*** Records for this task Section Begins ***

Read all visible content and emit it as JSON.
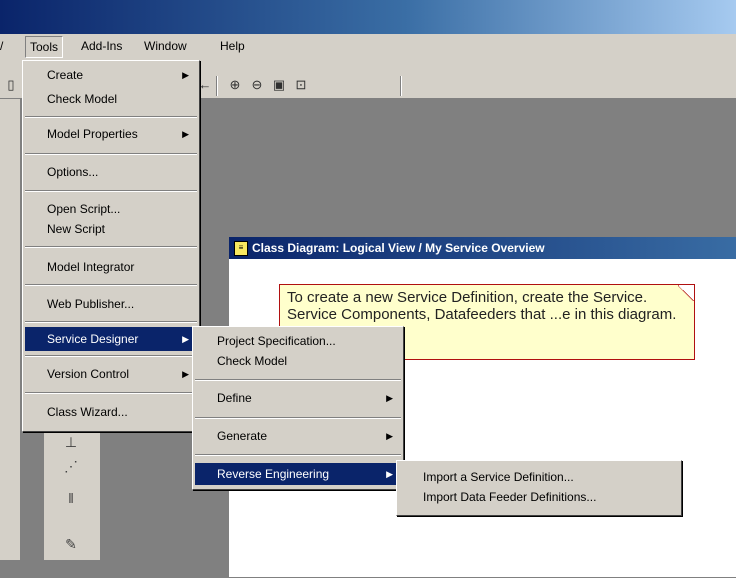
{
  "menubar": {
    "items": [
      {
        "label": "Tools"
      },
      {
        "label": "Add-Ins"
      },
      {
        "label": "Window"
      },
      {
        "label": "Help"
      }
    ]
  },
  "tools_menu": {
    "create": "Create",
    "check_model": "Check Model",
    "model_properties": "Model Properties",
    "options": "Options...",
    "open_script": "Open Script...",
    "new_script": "New Script",
    "model_integrator": "Model Integrator",
    "web_publisher": "Web Publisher...",
    "service_designer": "Service Designer",
    "version_control": "Version Control",
    "class_wizard": "Class Wizard..."
  },
  "service_designer_menu": {
    "project_specification": "Project Specification...",
    "check_model": "Check Model",
    "define": "Define",
    "generate": "Generate",
    "reverse_engineering": "Reverse Engineering"
  },
  "reverse_engineering_menu": {
    "import_service_definition": "Import a Service Definition...",
    "import_data_feeder": "Import Data Feeder Definitions..."
  },
  "diagram": {
    "title": "Class Diagram: Logical View / My Service Overview",
    "note_text": "To create a new Service Definition, create the Service. Service Components, Datafeeders that ...e in this diagram."
  },
  "colors": {
    "selection": "#0a246a",
    "menu_bg": "#d4d0c8",
    "note_bg": "#ffffcc",
    "note_border": "#b01010"
  }
}
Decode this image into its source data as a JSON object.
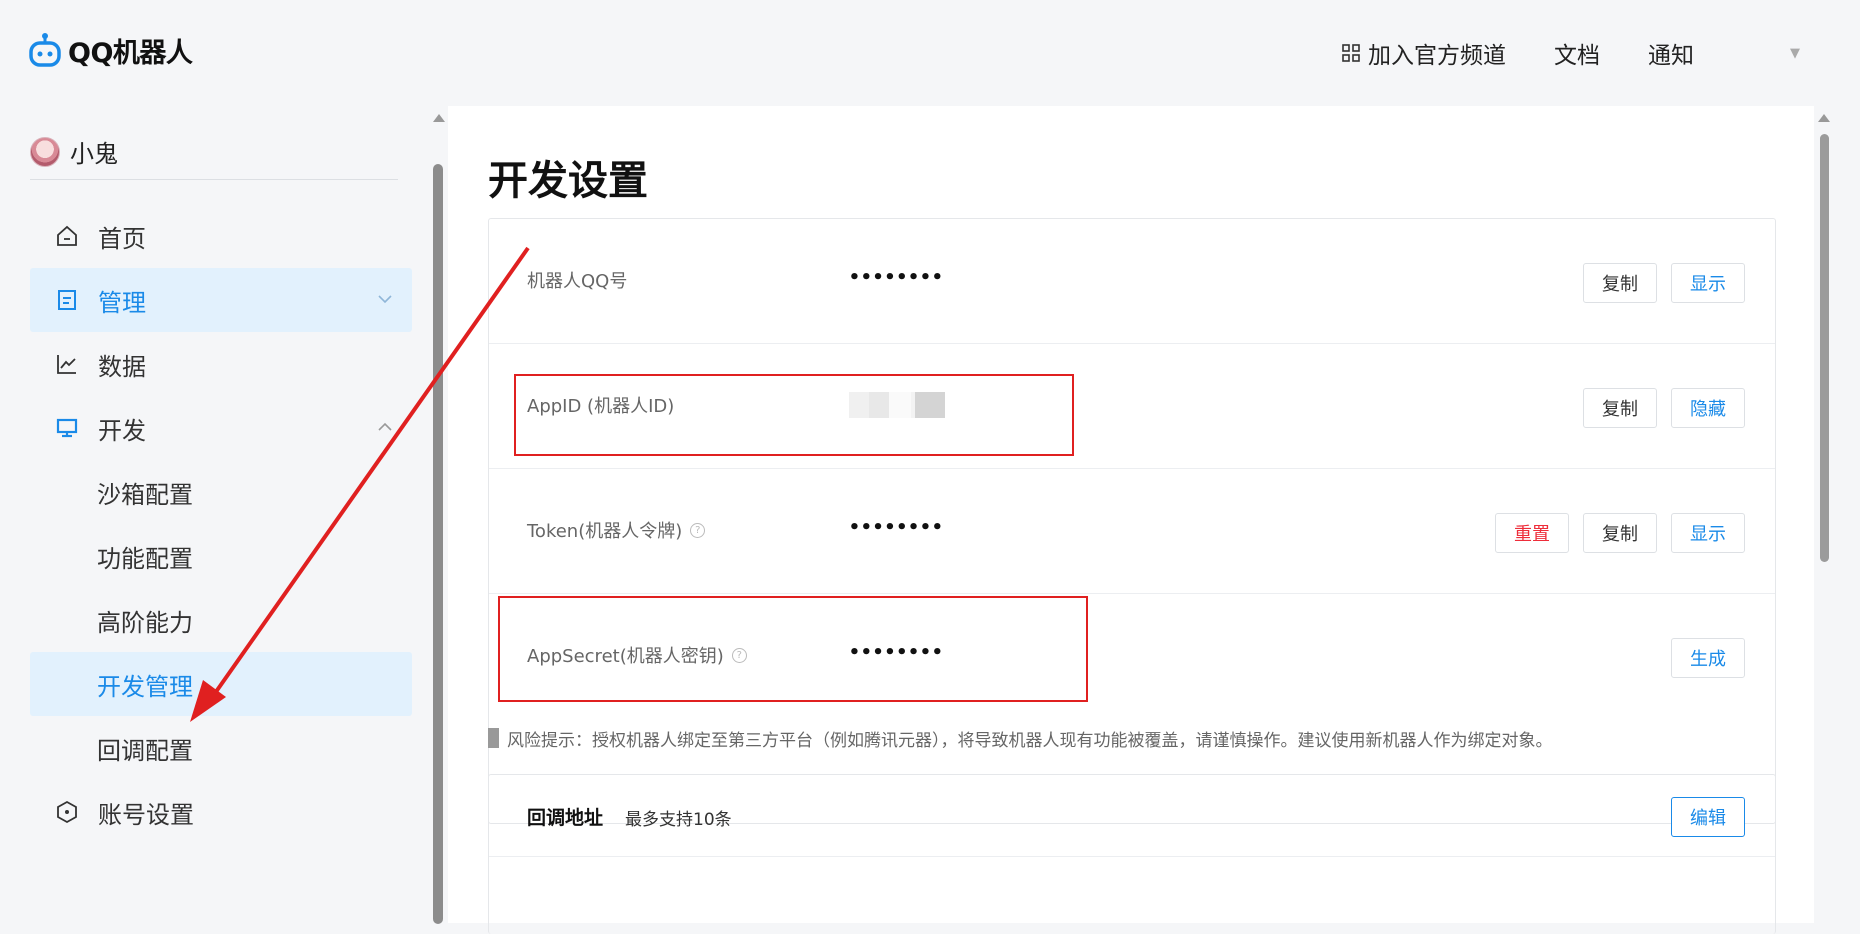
{
  "header": {
    "logo_text": "QQ机器人",
    "nav": [
      {
        "label": "加入官方频道",
        "icon": "grid-icon"
      },
      {
        "label": "文档"
      },
      {
        "label": "通知"
      }
    ]
  },
  "sidebar": {
    "user_name": "小鬼",
    "items": [
      {
        "label": "首页",
        "icon": "home-icon"
      },
      {
        "label": "管理",
        "icon": "manage-icon"
      },
      {
        "label": "数据",
        "icon": "chart-icon"
      },
      {
        "label": "开发",
        "icon": "monitor-icon"
      },
      {
        "label": "沙箱配置"
      },
      {
        "label": "功能配置"
      },
      {
        "label": "高阶能力"
      },
      {
        "label": "开发管理"
      },
      {
        "label": "回调配置"
      },
      {
        "label": "账号设置",
        "icon": "hexagon-icon"
      }
    ]
  },
  "main": {
    "title": "开发设置",
    "credentials": [
      {
        "label": "机器人QQ号",
        "value": "••••••••",
        "buttons": [
          "复制",
          "显示"
        ]
      },
      {
        "label": "AppID (机器人ID)",
        "value": "",
        "buttons": [
          "复制",
          "隐藏"
        ]
      },
      {
        "label": "Token(机器人令牌)",
        "value": "••••••••",
        "buttons": [
          "重置",
          "复制",
          "显示"
        ]
      },
      {
        "label": "AppSecret(机器人密钥)",
        "value": "••••••••",
        "buttons": [
          "生成"
        ]
      }
    ],
    "risk_notice": "风险提示：授权机器人绑定至第三方平台（例如腾讯元器），将导致机器人现有功能被覆盖，请谨慎操作。建议使用新机器人作为绑定对象。",
    "callback": {
      "title": "回调地址",
      "subtitle": "最多支持10条",
      "edit_label": "编辑"
    }
  },
  "colors": {
    "accent": "#1a8ae8",
    "danger": "#ee2d3a",
    "active_bg": "#e2f1fd",
    "annotation": "#e02020"
  }
}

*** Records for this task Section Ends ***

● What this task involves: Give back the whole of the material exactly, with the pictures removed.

● Answer for this exercise:
Read all visible content and emit it as JSON.
{
  "menubar": {
    "items": [
      {
        "label": "Tools"
      },
      {
        "label": "Add-Ins"
      },
      {
        "label": "Window"
      },
      {
        "label": "Help"
      }
    ]
  },
  "tools_menu": {
    "create": "Create",
    "check_model": "Check Model",
    "model_properties": "Model Properties",
    "options": "Options...",
    "open_script": "Open Script...",
    "new_script": "New Script",
    "model_integrator": "Model Integrator",
    "web_publisher": "Web Publisher...",
    "service_designer": "Service Designer",
    "version_control": "Version Control",
    "class_wizard": "Class Wizard..."
  },
  "service_designer_menu": {
    "project_specification": "Project Specification...",
    "check_model": "Check Model",
    "define": "Define",
    "generate": "Generate",
    "reverse_engineering": "Reverse Engineering"
  },
  "reverse_engineering_menu": {
    "import_service_definition": "Import a Service Definition...",
    "import_data_feeder": "Import Data Feeder Definitions..."
  },
  "diagram": {
    "title": "Class Diagram: Logical View / My Service Overview",
    "note_text": "To create a new Service Definition, create the Service. Service Components, Datafeeders that ...e in this diagram."
  },
  "colors": {
    "selection": "#0a246a",
    "menu_bg": "#d4d0c8",
    "note_bg": "#ffffcc",
    "note_border": "#b01010"
  }
}
Decode this image into its source data as a JSON object.
{
  "header": {
    "logo_text": "QQ机器人",
    "nav": [
      {
        "label": "加入官方频道",
        "icon": "grid-icon"
      },
      {
        "label": "文档"
      },
      {
        "label": "通知"
      }
    ]
  },
  "sidebar": {
    "user_name": "小鬼",
    "items": [
      {
        "label": "首页",
        "icon": "home-icon"
      },
      {
        "label": "管理",
        "icon": "manage-icon"
      },
      {
        "label": "数据",
        "icon": "chart-icon"
      },
      {
        "label": "开发",
        "icon": "monitor-icon"
      },
      {
        "label": "沙箱配置"
      },
      {
        "label": "功能配置"
      },
      {
        "label": "高阶能力"
      },
      {
        "label": "开发管理"
      },
      {
        "label": "回调配置"
      },
      {
        "label": "账号设置",
        "icon": "hexagon-icon"
      }
    ]
  },
  "main": {
    "title": "开发设置",
    "credentials": [
      {
        "label": "机器人QQ号",
        "value": "••••••••",
        "buttons": [
          "复制",
          "显示"
        ]
      },
      {
        "label": "AppID (机器人ID)",
        "value": "",
        "buttons": [
          "复制",
          "隐藏"
        ]
      },
      {
        "label": "Token(机器人令牌)",
        "value": "••••••••",
        "buttons": [
          "重置",
          "复制",
          "显示"
        ]
      },
      {
        "label": "AppSecret(机器人密钥)",
        "value": "••••••••",
        "buttons": [
          "生成"
        ]
      }
    ],
    "risk_notice": "风险提示：授权机器人绑定至第三方平台（例如腾讯元器），将导致机器人现有功能被覆盖，请谨慎操作。建议使用新机器人作为绑定对象。",
    "callback": {
      "title": "回调地址",
      "subtitle": "最多支持10条",
      "edit_label": "编辑"
    }
  },
  "colors": {
    "accent": "#1a8ae8",
    "danger": "#ee2d3a",
    "active_bg": "#e2f1fd",
    "annotation": "#e02020"
  }
}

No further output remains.